“To give anything less than your best is to sacrifice the gift.” Steve Prefontaine
Visualization: formation of mental visual images; act or process of interpreting in visual terms.
Today’s workout for my 14-year old son was 5 x 800 meters on the track at 2:50 (5:40 mile pace) with a 6 minute active (walking) recovery (about 1:1 work to recovery ratio). Temperature was about 40F. With his first indoor track meet in two weeks, but his championship meets not until late February, we wanted to rebuild from all the cross country racing with aerobic and threshold runs, as well as some speed development work. Today’s workout was a threshold (AT) workout.
Running 2:50 for the 800 requires 85 splits, and as my son passed 400 in 87, negative thoughts flashed through his head “oh no, here we go again,” and he struggled on the second lap in 90 to finish the first repetition in 2:57, seven seconds off the target pace.
During the recovery walk, I told him that his fitness was better than 6 minute mile pace, and that he should focus mentally even if he’s not feeling well or tired, and push himself in practice. We again spoke about visualization. And I told him that he’s capable of running these in 2:50. I did reduce the workout from 5 to 4 repetitions.
Running the second 800, he passed the 400 in 86, and he noticed a few kids and adults watching his workout. He picked up the pace and ran an 81 to complete the 800 in 2:47. More impressive than the absolute time – three seconds faster then his target 2:50 – was the huge negative split.

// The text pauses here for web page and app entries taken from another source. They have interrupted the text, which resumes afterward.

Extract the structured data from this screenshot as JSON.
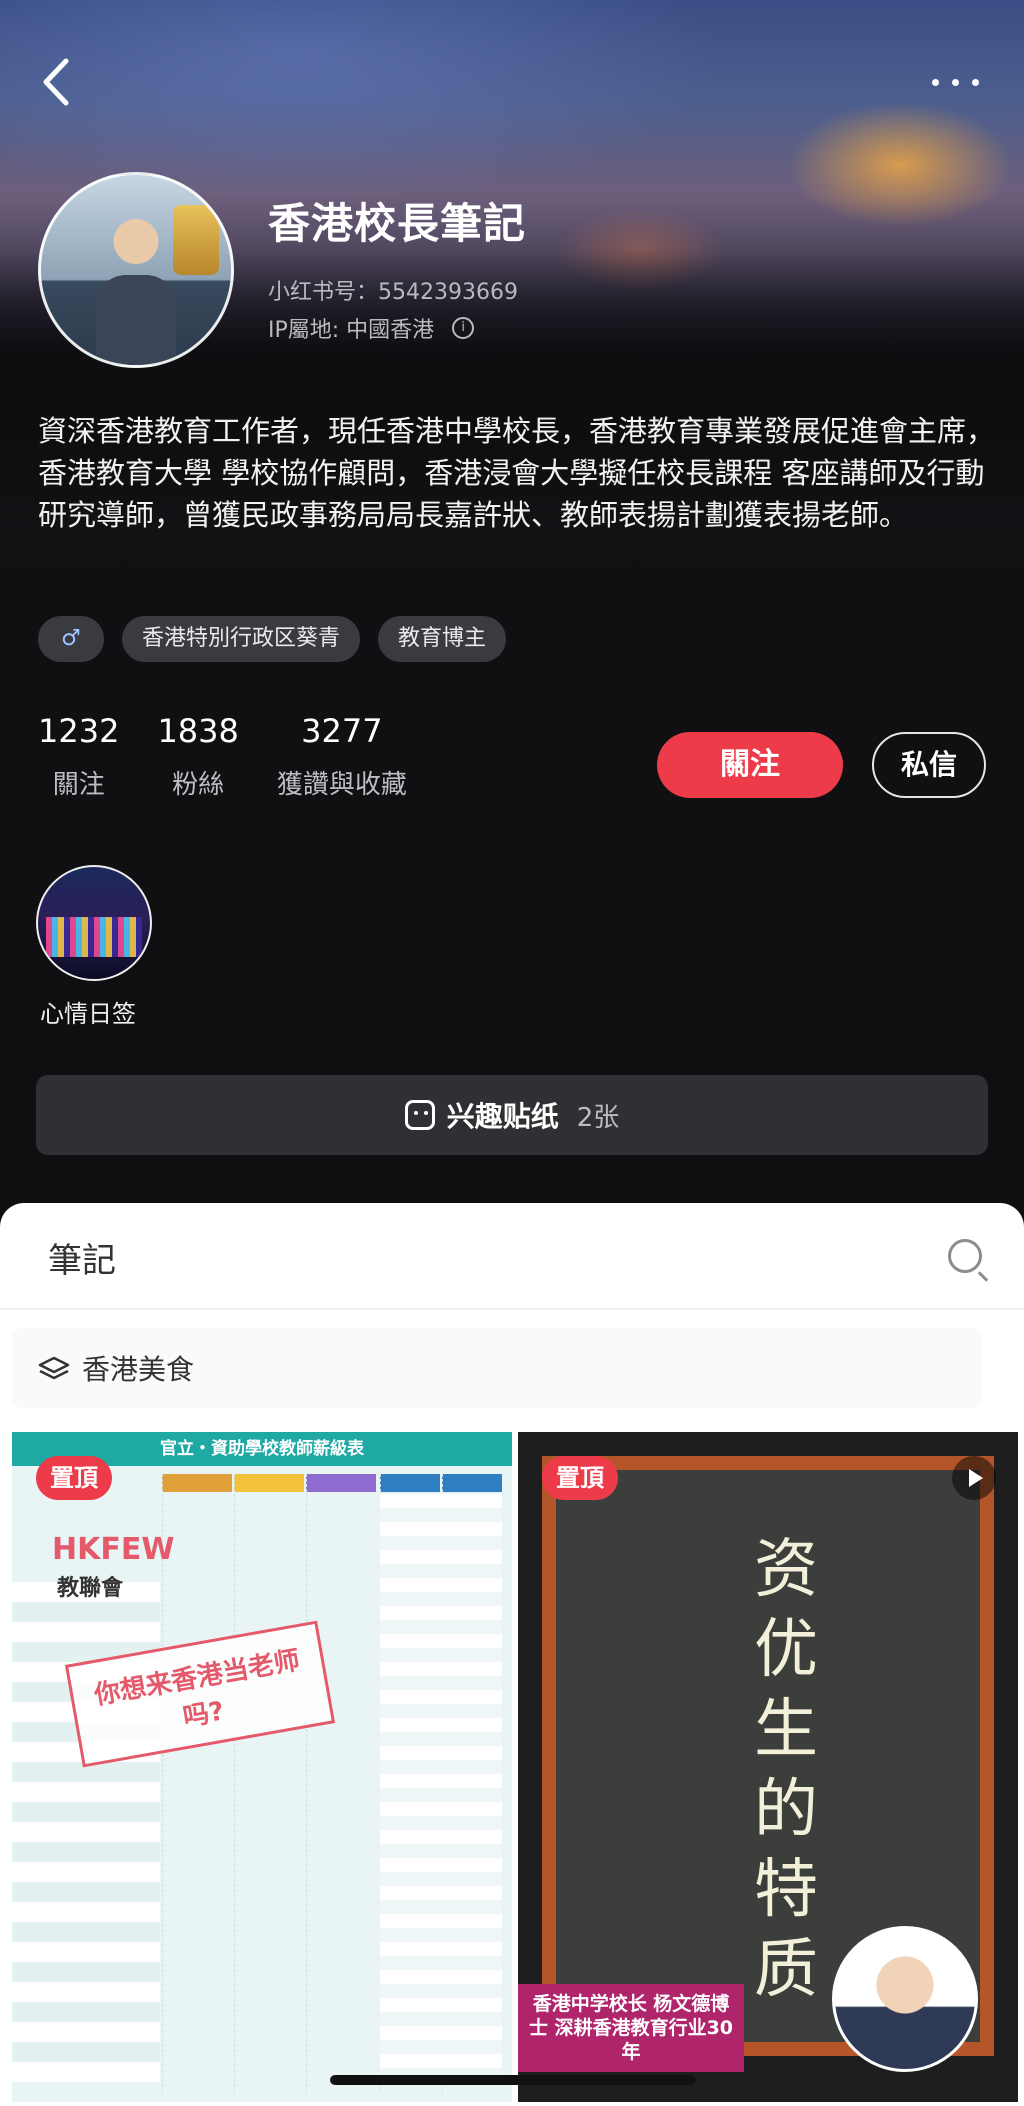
{
  "profile": {
    "name": "香港校長筆記",
    "red_id": "小红书号：5542393669",
    "ip_location": "IP屬地: 中國香港",
    "bio": "資深香港教育工作者，現任香港中學校長，香港教育專業發展促進會主席，香港教育大學 學校協作顧問，香港浸會大學擬任校長課程 客座講師及行動研究導師，曾獲民政事務局局長嘉許狀、教師表揚計劃獲表揚老師。",
    "tags": [
      {
        "label": "♂"
      },
      {
        "label": "香港特別行政区葵青"
      },
      {
        "label": "教育博主"
      }
    ],
    "stats": [
      {
        "value": "1232",
        "label": "關注"
      },
      {
        "value": "1838",
        "label": "粉絲"
      },
      {
        "value": "3277",
        "label": "獲讚與收藏"
      }
    ],
    "follow_label": "關注",
    "message_label": "私信"
  },
  "highlight": {
    "label": "心情日签"
  },
  "stickers": {
    "label": "兴趣贴纸",
    "count": "2张"
  },
  "notes": {
    "tab_label": "筆記",
    "collection_label": "香港美食",
    "cards": [
      {
        "pin_label": "置頂",
        "doc_title": "官立・資助學校教師薪級表",
        "logo": "HKFEW",
        "logo_sub": "教聯會",
        "overlay": "你想来香港当老师吗?"
      },
      {
        "pin_label": "置頂",
        "chalk_text": "资优生的特质",
        "caption": "香港中学校长 杨文德博士 深耕香港教育行业30年"
      }
    ]
  },
  "colors": {
    "accent": "#ee3b4a",
    "background": "#0e0e10",
    "panel": "#ffffff"
  }
}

As we walked for recovery, I reminded him that his fitness level was the same as on the first repetition, and asked him what happened. He explained that the people watching his workout at the edge of the track reminded him of a couple of epic mile races the past two outdoor track seasons, as he was head-to-head with nationally ranked runners and his teammates were cheering him down the finish stretch. I shared with him how I used to visualize during middle and high school workouts, and “fill” empty stadiums with friends and competitors alike, and “stage” workouts or races in my mind. The images were so powerful I did not feel the pain of workouts and was able to push through any perceived limits.

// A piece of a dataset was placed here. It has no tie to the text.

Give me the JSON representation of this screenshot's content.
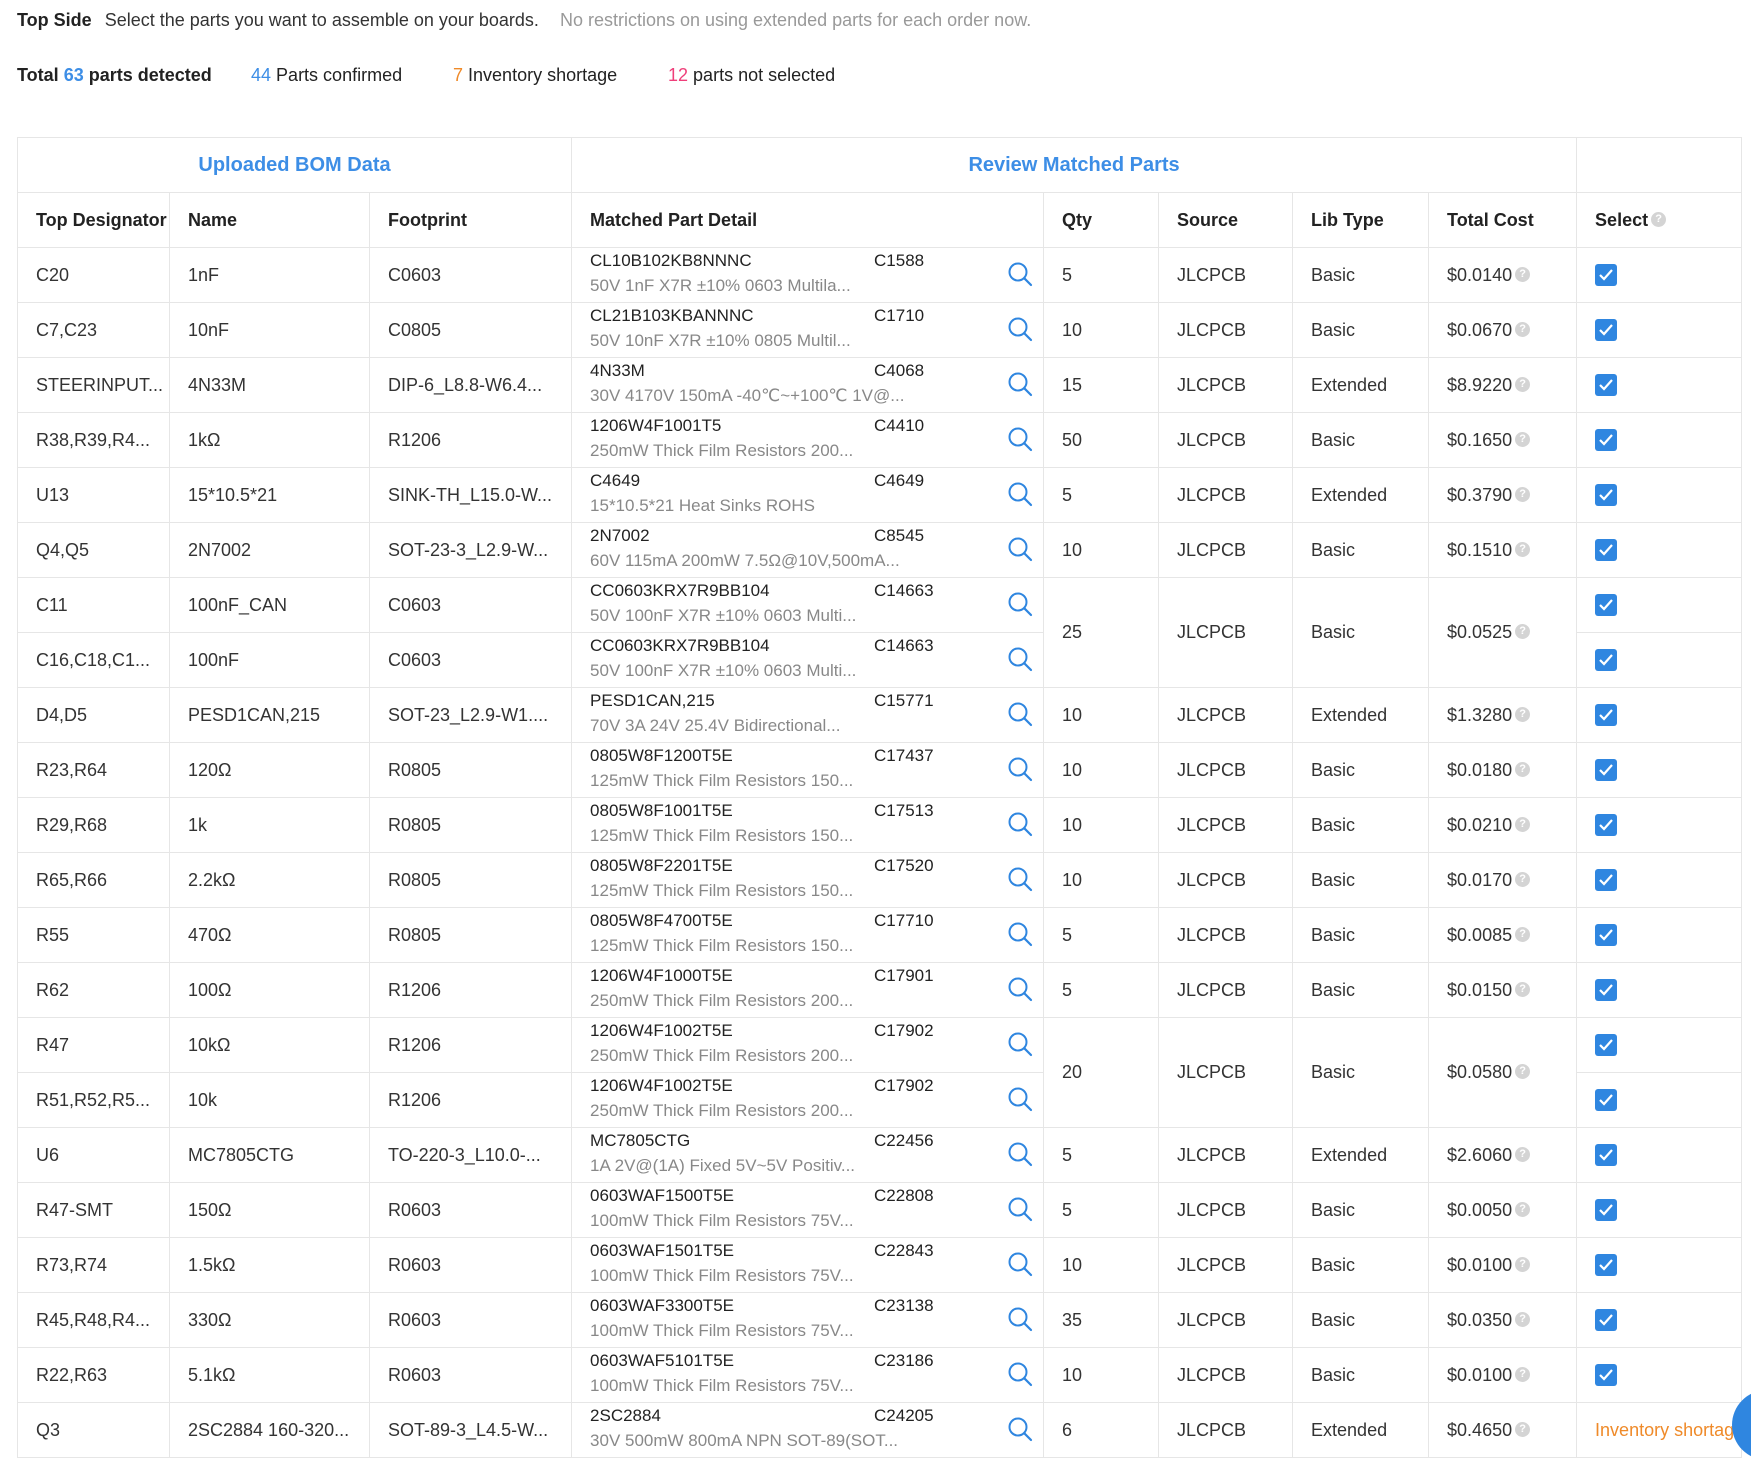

He ran the third 800 in 2:48 (84/84 even splits). On the fourth and final 800, he again crossed the 400 at 84, and while running, he stripped his gloves and hat and tossed them on the infield. He was determined to run faster. And he ran an 84/83 negative split for a 2:47.
In summary, after a 2:57 with a positive split and negative mental imagery, he averaged 2:47 on the next three with negative or even splits and positive mental imagery. And he turned around what could have been confidence-eroding workout into a confidence-boosting session, all with the power of visualization.